Our final asphalt product being laid on a major roadway
Our asphalt product being laid on a major roadway.

March 2021 - Anyone who has ever driven over a pothole knows Canadian roads face distinctly Canadian challenges. They must withstand extreme cold and heat and require asphalt that is neither too stiff nor too soft – the Goldilocks of asphalt, if you will. Asphalt that is too stiff will crack in the cold, and if too soft, it will permanently deform in the heat as vehicles drive over it.

Despite our unique climate, relatively little asphalt research occurs in Canada. One exception is our partnership with the University of Calgary, where Husky Asphalt, a division of a wholly owned subsidiary of Cenovus Energy, is a leader in research and innovation.

"The research conducted at the university has given us the ability to patent certain technologies," says Martin Ray, Director, Asphalt and Industrial Products. "This technology led to our breakthrough development of higher quality products like Polymer-Modified Asphalt."

Polymer-Modified Asphalt (PMA) can be flexible and may withstand extremely high and low temperatures. These properties may be able to deliver longer-lasting roads and infrastructure savings for governments. Over the years, Husky Asphalt has paved the way in moving PMA from the lab to the road.

Dr. Martin Jasso, PhD and Bituminous Materials Chair at the University of Calgary, works closely with Husky Asphalt's Technical Services and Innovation teams. "Our labs in Lloydminster and Saskatoon have the operational knowledge of crude production and refining, and the university brings the science of asphalt and polymer to the table," says Ray. "The work that Dr. Jasso and his team do is integrated into our business every day."

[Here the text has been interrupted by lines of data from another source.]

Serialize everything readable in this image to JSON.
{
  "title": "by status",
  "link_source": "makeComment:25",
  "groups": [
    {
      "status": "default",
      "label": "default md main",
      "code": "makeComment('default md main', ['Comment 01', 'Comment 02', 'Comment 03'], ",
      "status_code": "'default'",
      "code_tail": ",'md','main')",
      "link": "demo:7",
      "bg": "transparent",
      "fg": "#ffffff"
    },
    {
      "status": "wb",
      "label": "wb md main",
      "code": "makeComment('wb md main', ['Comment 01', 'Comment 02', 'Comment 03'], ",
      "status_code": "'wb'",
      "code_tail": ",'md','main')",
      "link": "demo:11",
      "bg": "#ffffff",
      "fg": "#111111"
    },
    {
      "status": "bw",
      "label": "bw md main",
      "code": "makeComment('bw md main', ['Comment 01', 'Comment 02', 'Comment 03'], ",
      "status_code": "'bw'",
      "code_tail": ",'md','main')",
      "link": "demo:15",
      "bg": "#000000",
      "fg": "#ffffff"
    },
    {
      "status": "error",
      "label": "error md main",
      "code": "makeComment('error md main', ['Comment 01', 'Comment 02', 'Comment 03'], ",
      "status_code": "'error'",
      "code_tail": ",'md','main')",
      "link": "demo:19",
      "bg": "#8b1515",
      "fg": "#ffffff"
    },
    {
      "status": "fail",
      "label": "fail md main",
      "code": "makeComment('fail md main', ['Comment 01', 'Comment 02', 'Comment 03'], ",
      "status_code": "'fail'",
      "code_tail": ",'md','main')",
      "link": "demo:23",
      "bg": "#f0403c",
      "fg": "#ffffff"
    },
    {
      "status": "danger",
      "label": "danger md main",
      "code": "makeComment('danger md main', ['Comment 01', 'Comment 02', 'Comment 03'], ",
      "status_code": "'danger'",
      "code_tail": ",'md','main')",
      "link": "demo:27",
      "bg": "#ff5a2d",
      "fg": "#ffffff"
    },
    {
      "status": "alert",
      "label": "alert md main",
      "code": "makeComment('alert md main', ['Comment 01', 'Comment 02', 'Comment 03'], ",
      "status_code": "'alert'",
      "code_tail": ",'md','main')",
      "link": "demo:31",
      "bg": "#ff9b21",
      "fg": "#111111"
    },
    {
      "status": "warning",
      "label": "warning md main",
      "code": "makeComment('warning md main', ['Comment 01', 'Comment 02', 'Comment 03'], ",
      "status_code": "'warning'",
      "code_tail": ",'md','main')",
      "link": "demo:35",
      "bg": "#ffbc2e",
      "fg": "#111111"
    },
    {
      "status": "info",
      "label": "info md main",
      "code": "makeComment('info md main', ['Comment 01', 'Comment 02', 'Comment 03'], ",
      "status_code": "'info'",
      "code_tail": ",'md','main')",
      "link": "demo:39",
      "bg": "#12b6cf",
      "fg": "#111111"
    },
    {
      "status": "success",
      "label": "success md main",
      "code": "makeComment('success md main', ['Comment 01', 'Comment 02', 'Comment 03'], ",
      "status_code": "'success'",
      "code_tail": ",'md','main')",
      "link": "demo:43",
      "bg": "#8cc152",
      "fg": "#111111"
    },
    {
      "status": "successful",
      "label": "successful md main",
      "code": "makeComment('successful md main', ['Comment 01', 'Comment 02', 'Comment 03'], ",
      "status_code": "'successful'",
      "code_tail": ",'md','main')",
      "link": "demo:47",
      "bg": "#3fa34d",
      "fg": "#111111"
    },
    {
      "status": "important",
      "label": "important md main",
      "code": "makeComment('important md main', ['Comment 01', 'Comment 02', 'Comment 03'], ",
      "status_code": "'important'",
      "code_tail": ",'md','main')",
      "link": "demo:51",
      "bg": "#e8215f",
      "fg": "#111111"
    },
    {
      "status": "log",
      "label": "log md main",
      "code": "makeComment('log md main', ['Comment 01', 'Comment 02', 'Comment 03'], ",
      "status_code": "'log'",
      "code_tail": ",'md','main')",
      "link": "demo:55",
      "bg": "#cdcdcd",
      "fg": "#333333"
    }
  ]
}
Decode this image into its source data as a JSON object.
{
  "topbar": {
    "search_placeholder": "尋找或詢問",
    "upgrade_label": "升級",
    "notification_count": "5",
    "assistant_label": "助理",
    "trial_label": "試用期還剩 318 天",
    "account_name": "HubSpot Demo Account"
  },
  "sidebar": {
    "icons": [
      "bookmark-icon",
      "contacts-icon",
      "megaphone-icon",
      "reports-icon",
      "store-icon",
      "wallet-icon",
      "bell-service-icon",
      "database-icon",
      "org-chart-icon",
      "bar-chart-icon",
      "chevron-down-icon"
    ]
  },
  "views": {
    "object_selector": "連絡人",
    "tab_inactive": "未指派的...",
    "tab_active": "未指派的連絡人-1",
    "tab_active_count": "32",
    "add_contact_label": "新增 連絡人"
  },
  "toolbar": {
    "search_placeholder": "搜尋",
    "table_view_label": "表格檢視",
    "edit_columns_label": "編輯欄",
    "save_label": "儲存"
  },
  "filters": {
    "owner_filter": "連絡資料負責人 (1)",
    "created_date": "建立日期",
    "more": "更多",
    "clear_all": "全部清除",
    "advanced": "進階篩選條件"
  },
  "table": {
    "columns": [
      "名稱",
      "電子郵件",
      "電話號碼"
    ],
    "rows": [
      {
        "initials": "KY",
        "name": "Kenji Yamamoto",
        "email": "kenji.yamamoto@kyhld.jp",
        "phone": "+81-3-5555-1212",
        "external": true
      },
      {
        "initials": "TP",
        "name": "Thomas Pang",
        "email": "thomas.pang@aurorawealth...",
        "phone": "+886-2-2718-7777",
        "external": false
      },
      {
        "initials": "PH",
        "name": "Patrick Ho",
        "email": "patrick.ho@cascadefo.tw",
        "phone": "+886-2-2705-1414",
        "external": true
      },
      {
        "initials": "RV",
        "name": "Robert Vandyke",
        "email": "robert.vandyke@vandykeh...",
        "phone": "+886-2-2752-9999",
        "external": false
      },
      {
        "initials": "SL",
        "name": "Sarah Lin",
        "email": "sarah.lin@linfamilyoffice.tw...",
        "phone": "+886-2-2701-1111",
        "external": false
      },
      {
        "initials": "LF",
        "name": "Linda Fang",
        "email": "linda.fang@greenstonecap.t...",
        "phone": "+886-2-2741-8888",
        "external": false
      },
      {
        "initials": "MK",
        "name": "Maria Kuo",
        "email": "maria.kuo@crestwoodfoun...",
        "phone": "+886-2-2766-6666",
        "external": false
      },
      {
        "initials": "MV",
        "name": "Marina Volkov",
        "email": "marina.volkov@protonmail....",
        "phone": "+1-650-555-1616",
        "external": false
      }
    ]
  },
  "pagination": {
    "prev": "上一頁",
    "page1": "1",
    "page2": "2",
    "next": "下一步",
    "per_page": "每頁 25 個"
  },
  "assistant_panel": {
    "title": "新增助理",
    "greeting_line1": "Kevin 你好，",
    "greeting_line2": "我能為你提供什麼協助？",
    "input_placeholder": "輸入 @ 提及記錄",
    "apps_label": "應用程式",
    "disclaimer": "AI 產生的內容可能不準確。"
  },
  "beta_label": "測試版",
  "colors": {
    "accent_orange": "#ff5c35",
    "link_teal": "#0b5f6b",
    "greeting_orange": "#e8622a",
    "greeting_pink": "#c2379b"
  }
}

We invested $750,000 in the University of Calgary, which is a leading centre for asphalt research, to help further develop solutions to improve paving applications, build better roads and optimize our environmental engineering. And in the fall of 2020, the university received a grant from the Natural Sciences and Engineering Research Council of Canada (NSERC), doubling its asphalt research budget to $1.5 million.

"This grant reinforces the University of Calgary as an industry leader in asphalt performance and specification and will help support students focused on the bituminous materials industry, professional development and research into better performing material science," says Brett Lambden, Manager, Technical Services and Innovation.

Over the next five years, the additional funding will give the university's public research program the ability to invest in new equipment, support students through their studies in asphalt and investigate new materials and technologies.